These and other institutions in Pittsburgh have a demonstrated record of working collaboratively that is the envy of other communities. Their leadership is represented on the Global Conference Committee, and they bring to this initiative a track record of partnering to create national centers of excellence in such areas as supercomputing and cognitive science. Further, they are home to existing programs, some just recently launched, that are poised to make critical contributions to this undertaking. Most recently, Carnegie Mellon and the University of Pittsburgh announced the joint creation of the Collaboratory Against Hate:  Research and Action Center, whose mission is to develop effective interventions to inhibit every stage in the creation and growth of extremist hate groups and to minimize their destructive consequences.  

The RAND Corporation has an international reputation, built over 70 years, for improving policy and decision-making through research and analysis. Its areas of research include cyber and data sciences, national security, and terrorism. Among many relevant projects, RAND work has chronicled the rising number of terrorist incidents in this country, as well as their increased lethality, and has described programs to counter violent extremism around the world. 

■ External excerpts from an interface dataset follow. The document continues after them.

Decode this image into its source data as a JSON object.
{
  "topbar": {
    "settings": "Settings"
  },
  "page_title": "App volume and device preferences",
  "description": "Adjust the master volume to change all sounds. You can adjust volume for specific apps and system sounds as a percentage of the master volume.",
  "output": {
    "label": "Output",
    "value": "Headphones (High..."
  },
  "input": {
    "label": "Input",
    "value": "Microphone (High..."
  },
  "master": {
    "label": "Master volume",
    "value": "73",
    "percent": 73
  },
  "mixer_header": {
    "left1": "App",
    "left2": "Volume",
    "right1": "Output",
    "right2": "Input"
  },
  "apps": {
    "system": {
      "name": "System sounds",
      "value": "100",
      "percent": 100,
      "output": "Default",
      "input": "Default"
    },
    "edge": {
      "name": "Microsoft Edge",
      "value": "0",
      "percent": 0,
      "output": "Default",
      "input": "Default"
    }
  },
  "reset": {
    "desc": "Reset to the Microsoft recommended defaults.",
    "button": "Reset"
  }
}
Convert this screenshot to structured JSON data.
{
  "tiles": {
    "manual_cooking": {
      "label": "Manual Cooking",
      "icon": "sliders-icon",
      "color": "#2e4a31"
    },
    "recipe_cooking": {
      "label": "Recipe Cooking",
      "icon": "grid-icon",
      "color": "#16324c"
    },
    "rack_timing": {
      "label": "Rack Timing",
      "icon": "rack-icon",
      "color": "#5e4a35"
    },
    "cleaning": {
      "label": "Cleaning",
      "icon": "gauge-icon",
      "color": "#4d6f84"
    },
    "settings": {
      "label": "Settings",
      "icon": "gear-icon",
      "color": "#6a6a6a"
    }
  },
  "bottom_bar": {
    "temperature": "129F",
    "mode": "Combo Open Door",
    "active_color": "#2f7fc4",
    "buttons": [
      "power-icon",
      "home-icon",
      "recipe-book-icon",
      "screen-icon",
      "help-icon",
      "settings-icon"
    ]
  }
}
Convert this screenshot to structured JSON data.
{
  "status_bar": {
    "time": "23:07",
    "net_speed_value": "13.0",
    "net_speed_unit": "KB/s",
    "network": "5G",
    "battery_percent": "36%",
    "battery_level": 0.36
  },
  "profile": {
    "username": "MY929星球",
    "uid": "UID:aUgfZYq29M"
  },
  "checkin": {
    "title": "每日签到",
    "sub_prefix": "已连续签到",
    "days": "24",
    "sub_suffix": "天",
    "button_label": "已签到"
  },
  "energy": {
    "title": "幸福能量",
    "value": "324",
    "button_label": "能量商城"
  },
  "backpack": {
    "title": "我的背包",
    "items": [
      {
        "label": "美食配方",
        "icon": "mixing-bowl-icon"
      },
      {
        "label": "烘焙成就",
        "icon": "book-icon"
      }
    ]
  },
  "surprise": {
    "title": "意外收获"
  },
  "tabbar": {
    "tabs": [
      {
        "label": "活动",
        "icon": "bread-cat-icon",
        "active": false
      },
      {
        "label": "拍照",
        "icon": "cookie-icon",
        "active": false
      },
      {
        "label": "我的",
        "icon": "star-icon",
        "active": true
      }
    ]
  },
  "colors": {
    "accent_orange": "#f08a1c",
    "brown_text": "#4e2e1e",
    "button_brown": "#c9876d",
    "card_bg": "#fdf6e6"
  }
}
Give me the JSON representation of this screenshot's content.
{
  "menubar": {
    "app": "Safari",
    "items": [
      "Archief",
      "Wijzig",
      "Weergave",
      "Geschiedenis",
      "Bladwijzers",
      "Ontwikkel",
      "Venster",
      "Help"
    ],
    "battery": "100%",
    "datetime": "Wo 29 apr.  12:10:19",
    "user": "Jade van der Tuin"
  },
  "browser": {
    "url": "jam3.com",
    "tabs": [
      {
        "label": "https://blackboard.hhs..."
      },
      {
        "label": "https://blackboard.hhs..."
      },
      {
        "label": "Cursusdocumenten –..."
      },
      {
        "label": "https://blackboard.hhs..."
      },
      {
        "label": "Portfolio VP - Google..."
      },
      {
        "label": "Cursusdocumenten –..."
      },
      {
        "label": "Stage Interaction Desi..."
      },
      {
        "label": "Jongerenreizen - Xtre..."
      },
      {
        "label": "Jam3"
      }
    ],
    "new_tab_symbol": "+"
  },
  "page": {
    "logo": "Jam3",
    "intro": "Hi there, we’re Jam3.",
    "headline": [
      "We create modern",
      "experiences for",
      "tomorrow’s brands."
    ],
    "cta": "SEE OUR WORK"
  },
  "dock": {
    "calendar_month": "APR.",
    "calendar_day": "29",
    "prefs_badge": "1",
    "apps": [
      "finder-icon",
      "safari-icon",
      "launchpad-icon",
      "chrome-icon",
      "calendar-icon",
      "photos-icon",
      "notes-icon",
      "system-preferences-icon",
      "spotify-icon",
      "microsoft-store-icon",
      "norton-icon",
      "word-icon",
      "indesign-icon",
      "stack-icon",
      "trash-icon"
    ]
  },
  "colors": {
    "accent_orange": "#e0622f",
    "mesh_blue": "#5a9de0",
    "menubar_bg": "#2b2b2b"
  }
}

CMU and Pitt have partnered with RAND on a wide range of projects, including an anti-hate initiative in tandem with the U.S. Department of Homeland Security and Tech Against Terrorism that presented a “Digital Forum: Terrorism Prevention,” addressing global efforts to combat the proliferation of hate, particularly hate transmitted through social media.

Jones Day provides pro bono representation to the Anti-Defamation League, the U.S. Holocaust Memorial Museum and Foundation, and individual victims of hate crimes around the world. Led by a team of former federal prosecutors and senior-level DOJ officials, several of whom prosecuted major hate crimes and served on national anti-hate task forces, the Jones Day Anti-Hate Initiative operates across 43 offices on five continents.

Given the daunting nature of the challenge, one priority of this initiative will be to seek out and involve those, both from within this region and from around the world who are well positioned to contribute to it. In our own neighborhood, for example, the just-launched Carl G. Grefenstette Center for Ethics in Science, Technology and Law at Duquesne University has identified hate speech as a focus of its work. We expect many other institutions from around the globe to participate in our ongoing work.

Giving Love a Helping Hand

In the wake of hate crimes, many communities have displayed images of love conquering hate. In Pittsburgh, signs combining the Star of David and the logo of the Pittsburgh Steelers and proclaiming that Pittsburgh is stronger than hate, are everywhere. These responses are rooted in a conviction expressed well by Nelson Mandela: 

No one is born hating another person because of the color of his skin, or his background, or his religion. People must learn to hate, and if they can learn to hate, they can be taught to love, for love comes more naturally to the human heart than its opposite.

The organizers of this global event share that view. But in a world in which new technologies are being regularly and effectively deployed to dramatically accelerate the proliferation and penetration of hate around the world, it seems clear that love needs a helping hand. 

With a demonstrated track record of effectively delivering on bold and transformational visions for the future and with resolve born of the profound tragedy that impacted the lives of neighbors in our midst, Pittsburgh is the right place to provide that helping hand.

In doing so, this initiative is building on the legacy of Jonas Salk, the eldest son of Russian-Jewish immigrants, whose University of Pittsburgh research team developed the vaccine that won this country’s war against polio. In discussing that effort, Dr. Salk said, “hope lies in dreams, in imagination, and in the courage of those who dare to make dreams a reality.”

Our dream is a world free from hate. At this moment, in this place, a unique convergence of talent, resources, and resolve have come together with the courage to dare to move that dream toward reality.  We invite you to join us.